Excerpts from the Australian:
The Health Department has exposed drug company “inconsistencies” but ruled them out as the cause of fits in children given a flu vaccine.
CSL’s world-first combination of seasonal and swine flu strains was suspended for the under-fives in April, after it triggered febrile convulsions in young children at nine times the usual rate.
The Health Department’s drugs regulator, the Therapeutic Goods Administration, yesterday circulated the latest findings of a six-month investigation into the vaccine scare, pointing to an unusually high level of protein in CSL’s Fluvax vaccine.
The TGA revealed that its audits of CSL’s laboratory in Melbourne in May and June had observed “a number of inconsistencies with good manufacturing practices”, to be followed up in a third audit next month.
“The TGA . . . was satisfied that the observations did not present an increased risk to the quality, safety or efficacy of CSL’s vaccine products. [Seizures are not a safety problem?!!]
The TGA said an investigation led by Nobel laureate Peter Doherty had not found a conclusive cause of the convulsions.
But the “current working hypothesis” was that the strain of swine flu used in this year’s seasonal flu vaccine appeared to contain a higher than usual level of a protein called neuraminidase.
“Excess neuraminidase enzyme activity may be pyrogenic (producing fever) and may thus be contributing to the increase in febrile reactions in young children receiving the vaccine for the first time,” the TGA said.
The TGA also revealed it would continue its suspension of Fluvax for healthy under-fives next year.
“Despite extensive analysis, the biological basis for the excess cases of fever and febrile convulsions remains unclear, and it is therefore important to effectively mitigate the risks by limiting exposure to those at greatest risk,” it says.

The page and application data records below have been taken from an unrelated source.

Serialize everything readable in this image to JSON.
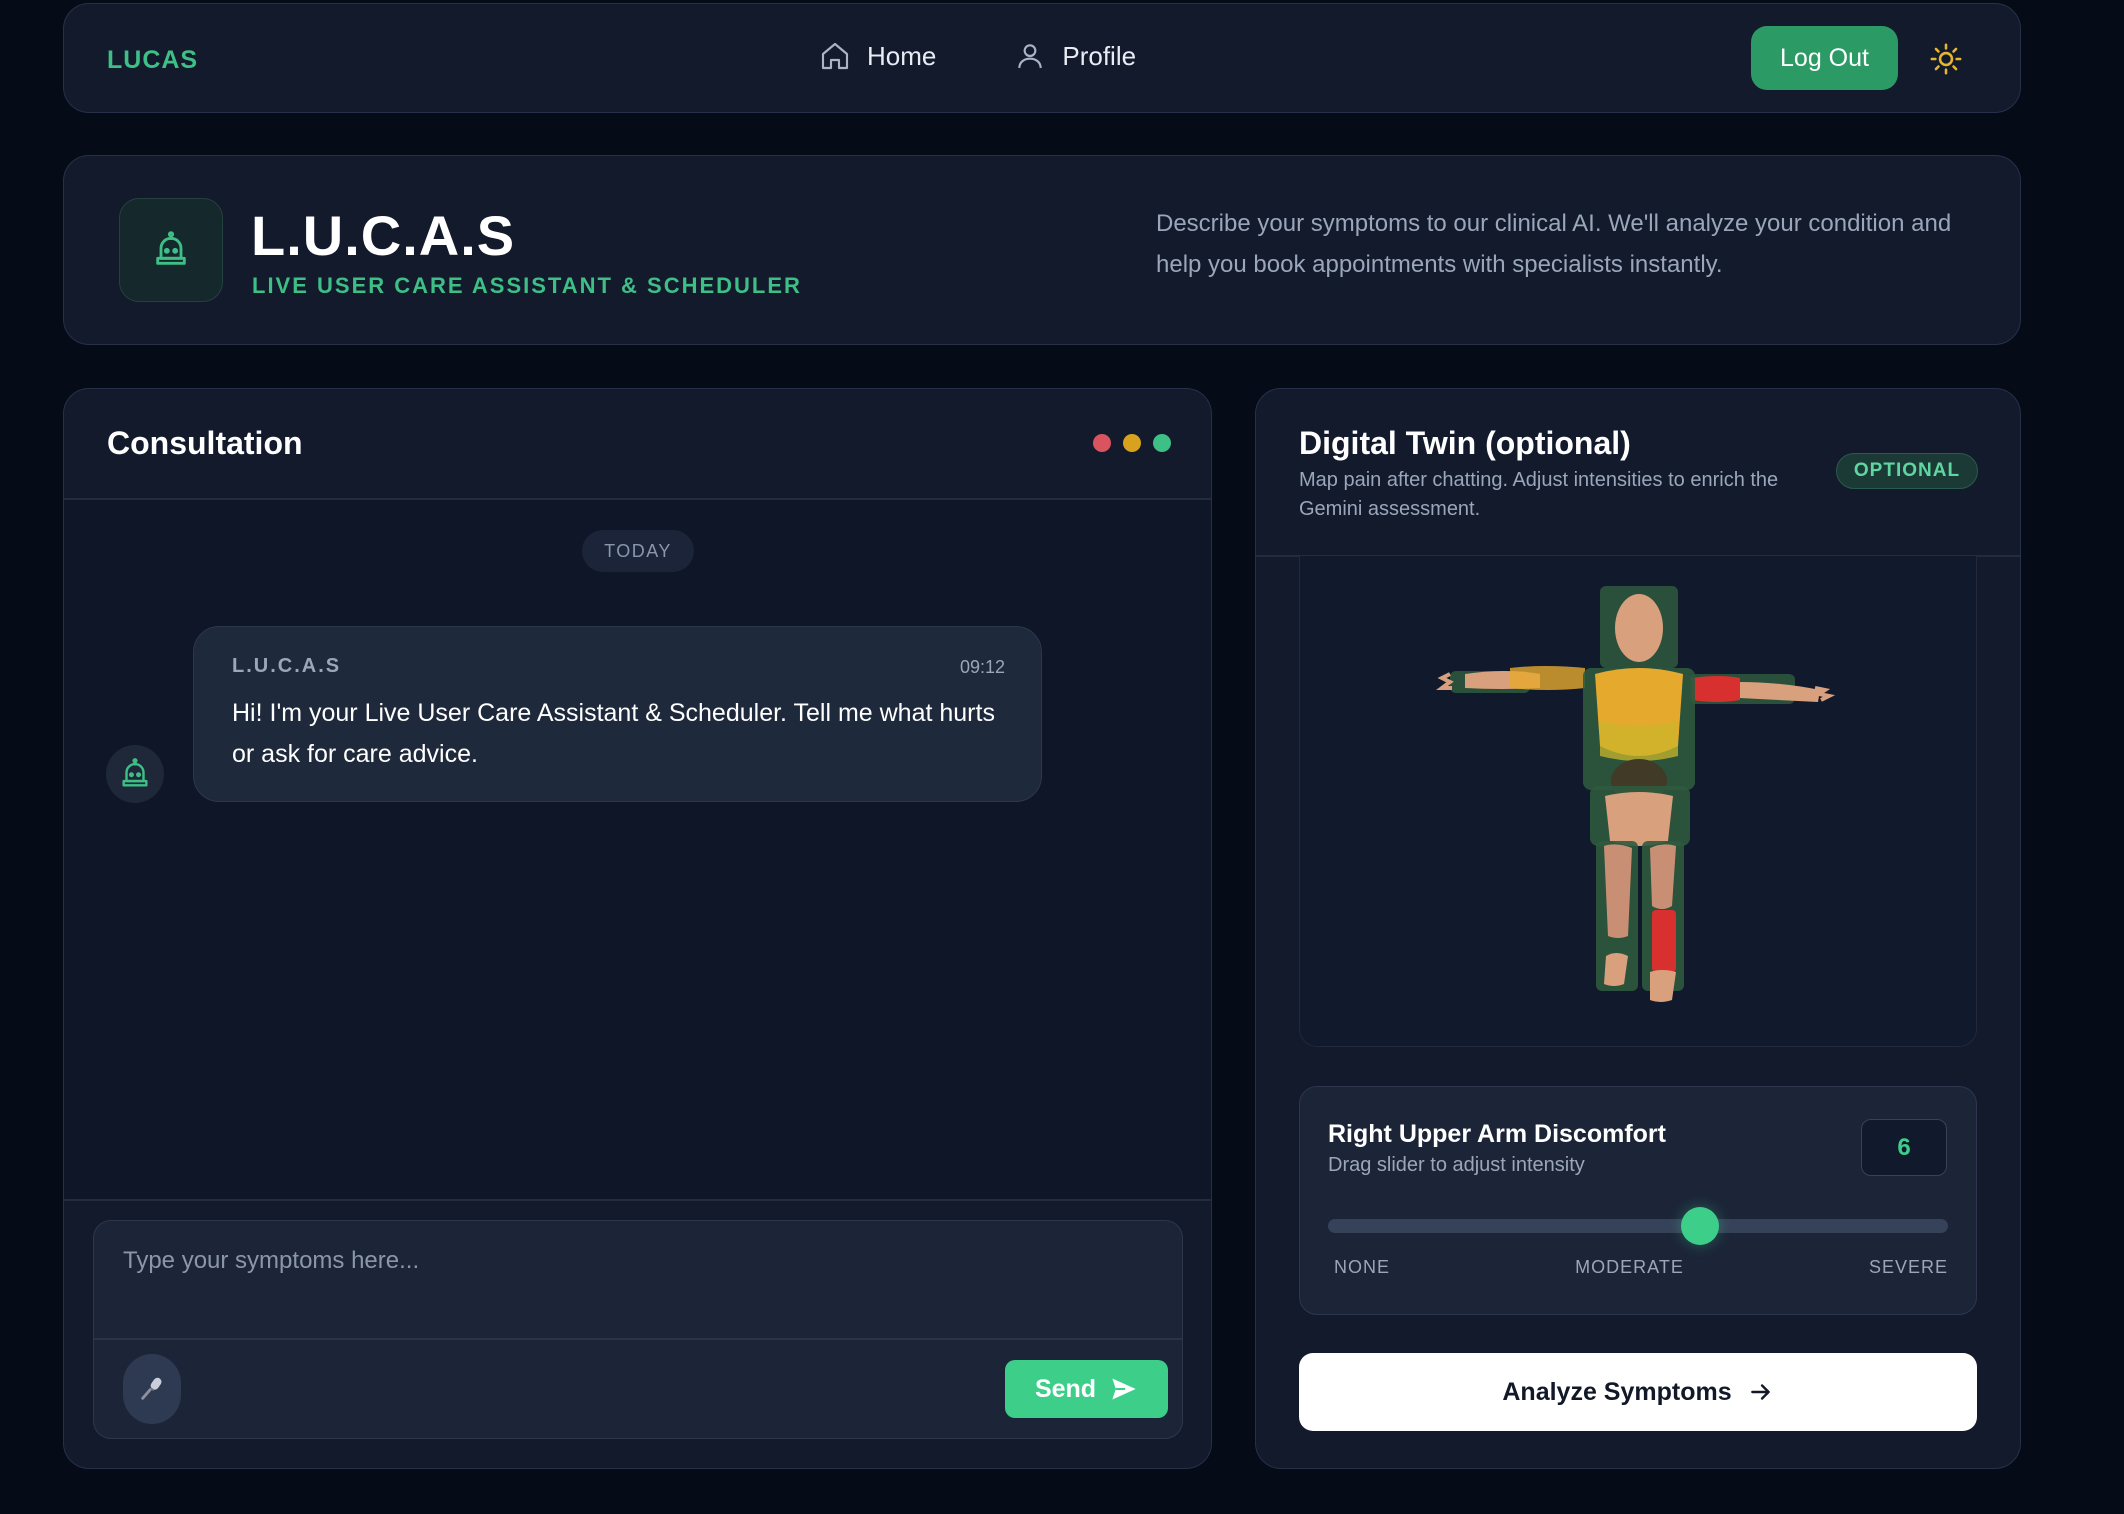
{
  "nav": {
    "brand": "LUCAS",
    "links": [
      {
        "label": "Home",
        "icon": "home-icon"
      },
      {
        "label": "Profile",
        "icon": "user-icon"
      }
    ],
    "logout_label": "Log Out",
    "theme_icon": "sun-icon"
  },
  "hero": {
    "icon": "robot-icon",
    "title": "L.U.C.A.S",
    "subtitle": "LIVE USER CARE ASSISTANT & SCHEDULER",
    "description": "Describe your symptoms to our clinical AI. We'll analyze your condition and help you book appointments with specialists instantly."
  },
  "consultation": {
    "title": "Consultation",
    "window_dots": [
      "#d9545e",
      "#d9a21e",
      "#3dbf86"
    ],
    "date_chip": "TODAY",
    "messages": [
      {
        "sender": "L.U.C.A.S",
        "time": "09:12",
        "text": "Hi! I'm your Live User Care Assistant & Scheduler. Tell me what hurts or ask for care advice."
      }
    ],
    "input_placeholder": "Type your symptoms here...",
    "mic_icon": "microphone-icon",
    "send_label": "Send"
  },
  "twin": {
    "title": "Digital Twin (optional)",
    "subtitle": "Map pain after chatting. Adjust intensities to enrich the Gemini assessment.",
    "badge": "OPTIONAL",
    "control": {
      "region": "Right Upper Arm Discomfort",
      "hint": "Drag slider to adjust intensity",
      "value": "6",
      "level_fraction": 0.6,
      "scale_labels": [
        "NONE",
        "MODERATE",
        "SEVERE"
      ]
    },
    "analyze_label": "Analyze Symptoms"
  },
  "colors": {
    "accent": "#3dbf86",
    "button_green": "#2c9a65",
    "send_green": "#3dcf8a",
    "pain_severe": "#d8302e",
    "pain_moderate": "#e5a92e"
  }
}
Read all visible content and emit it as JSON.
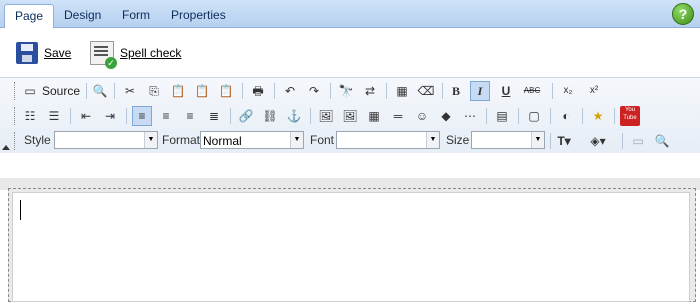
{
  "tabs": [
    {
      "label": "Page",
      "active": true
    },
    {
      "label": "Design",
      "active": false
    },
    {
      "label": "Form",
      "active": false
    },
    {
      "label": "Properties",
      "active": false
    }
  ],
  "help": {
    "label": "?"
  },
  "actions": {
    "save_label": "Save",
    "spell_label": "Spell check"
  },
  "toolbar": {
    "source_label": "Source",
    "bold": "B",
    "italic": "I",
    "underline": "U",
    "strike": "ABC",
    "subscript": "x₂",
    "superscript": "x²",
    "youtube": "You Tube"
  },
  "combos": {
    "style_label": "Style",
    "style_value": "",
    "format_label": "Format",
    "format_value": "Normal",
    "font_label": "Font",
    "font_value": "",
    "size_label": "Size",
    "size_value": ""
  },
  "icons": {
    "accent": "#2b4f9e",
    "tab_bar": "#b6d0ef"
  }
}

Liberal senator Concetta Fierravanti-Wells yesterday called on the TGA to release details of audits that found deficiencies in 136 of the 139 laboratories manufacturing medicines in Australia.
“We must have more transparency,” Senator Concetta Fierravanti-Wells said.